Wal-Mart Takes Banking to the Masses

Critics have chafed for years at the domination of Mexico’s banking industry by a handful of big international banks, contending that the concentration impedes competition and leads to high costs for consumers and businesses. But now regulators and politicians are looking to a new foreign entrant to shake up the status quo.

Wal-Mart de México, the local subsidiary of the U.S. retailing giant, plans to open a new bank later this year in a bid to capitalize on the high margins and surging demand for credit in the country. Banco Wal-Mart de México Adelante, as the venture will be called, represents the retailer’s first foray into financial services; opponents have so far stymied the parent company’s attempt to open a bank in the U.S.

The company will open its first branch in July in a store at Wal-Mart de México’s headquarters in El Toreo, a middle-class neighborhood in the northwestern part of Mexico City. Executives expect to open about a dozen branches by the end of the year and as many as 60 in 2008.

“We are going to begin very, very, very slowly,” company spokesman Raúl Argüelles tells Institutional Investor in a telephone interview. “We will be very conservative, work with a long-term vision and in a very efficient way.”

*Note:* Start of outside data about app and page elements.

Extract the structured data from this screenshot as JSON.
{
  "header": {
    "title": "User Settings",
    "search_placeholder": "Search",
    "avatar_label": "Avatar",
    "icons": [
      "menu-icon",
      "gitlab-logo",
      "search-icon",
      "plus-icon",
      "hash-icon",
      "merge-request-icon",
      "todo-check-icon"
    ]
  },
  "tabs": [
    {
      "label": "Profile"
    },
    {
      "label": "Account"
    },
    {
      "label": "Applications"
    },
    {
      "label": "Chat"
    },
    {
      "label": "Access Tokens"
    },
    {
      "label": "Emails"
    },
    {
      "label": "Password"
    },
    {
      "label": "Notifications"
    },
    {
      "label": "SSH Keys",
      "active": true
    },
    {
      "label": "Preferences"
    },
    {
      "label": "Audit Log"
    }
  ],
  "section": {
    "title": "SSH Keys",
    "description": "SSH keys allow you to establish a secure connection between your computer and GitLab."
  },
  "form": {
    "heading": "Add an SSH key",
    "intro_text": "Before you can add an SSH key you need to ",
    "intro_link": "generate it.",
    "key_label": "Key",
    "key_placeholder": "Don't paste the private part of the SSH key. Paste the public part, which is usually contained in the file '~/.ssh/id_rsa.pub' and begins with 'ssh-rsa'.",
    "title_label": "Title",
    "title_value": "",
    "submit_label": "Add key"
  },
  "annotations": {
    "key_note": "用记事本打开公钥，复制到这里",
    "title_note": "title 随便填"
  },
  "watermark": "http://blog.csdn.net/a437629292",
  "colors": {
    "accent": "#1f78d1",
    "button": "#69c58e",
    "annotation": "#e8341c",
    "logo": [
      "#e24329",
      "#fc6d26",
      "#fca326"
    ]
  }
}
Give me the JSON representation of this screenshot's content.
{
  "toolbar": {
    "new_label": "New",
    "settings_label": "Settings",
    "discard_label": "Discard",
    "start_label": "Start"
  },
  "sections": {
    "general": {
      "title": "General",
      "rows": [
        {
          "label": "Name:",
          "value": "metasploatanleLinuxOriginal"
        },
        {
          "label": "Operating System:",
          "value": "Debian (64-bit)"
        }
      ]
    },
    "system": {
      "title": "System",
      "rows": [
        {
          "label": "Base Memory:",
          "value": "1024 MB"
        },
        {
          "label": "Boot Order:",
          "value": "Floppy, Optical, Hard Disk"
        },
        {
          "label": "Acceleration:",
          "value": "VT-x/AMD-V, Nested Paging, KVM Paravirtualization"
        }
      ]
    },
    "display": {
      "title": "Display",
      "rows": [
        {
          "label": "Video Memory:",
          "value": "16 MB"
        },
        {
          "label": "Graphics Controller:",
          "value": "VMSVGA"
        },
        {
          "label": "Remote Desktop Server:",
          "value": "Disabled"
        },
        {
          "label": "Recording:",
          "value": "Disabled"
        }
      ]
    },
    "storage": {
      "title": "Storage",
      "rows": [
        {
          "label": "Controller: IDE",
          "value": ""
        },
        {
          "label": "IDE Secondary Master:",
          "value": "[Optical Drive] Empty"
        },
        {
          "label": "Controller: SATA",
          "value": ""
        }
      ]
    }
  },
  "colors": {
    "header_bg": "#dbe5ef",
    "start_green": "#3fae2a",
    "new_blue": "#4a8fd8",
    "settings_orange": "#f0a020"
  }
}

The government hopes that granting banking licenses to Wal-Mart and other new entrants will spur competition. The top four banks now control nearly three quarters of the market.

Wal-Mart certainly has the heft to make an impact. The company operates 893 stores, supercenters and restaurants in more than 100 cities across Mexico, and plans to open an additional 125 this year. It welcomed some 852 million visitors to its outlets in 2006. The company earned $1.1 billion on sales of $10.8 billion in 2006.

Adelante, or “Forward,” is targeting the low- and middle-income customers who make up the bulk of Wal-Mart’s clientele. It will initially offer savings accounts, debit cards and credit cards. The company doesn’t expect the venture to become profitable for four years.

Mexico’s banking market holds enormous potential. An estimated 80 percent of the country’s 107 million people don’t have a bank account. The country’s big banks have largely ignored the low-income market, focusing instead on serving large corporations and upper- and middle-class consumers.

One exception is Banco Azteca, launched in 2002 to target the lower-income customers of Azteca’s parent company, the household appliance chain Grupo Elektra. With 1,564 branches, including 925 in Elektra outlets, Azteca boasts 6 million clients, $1.7 billion in loans and a return on equity of 26.8 percent in 2005.

Like Azteca, Wal-Mart plans to focus on its existing customers and draw on the same basic strategy that drives its retail business. “We are very good at volume,” says Argüelles. “We take a product, work it, redesign it and take it to a mass scale.” -- L.C.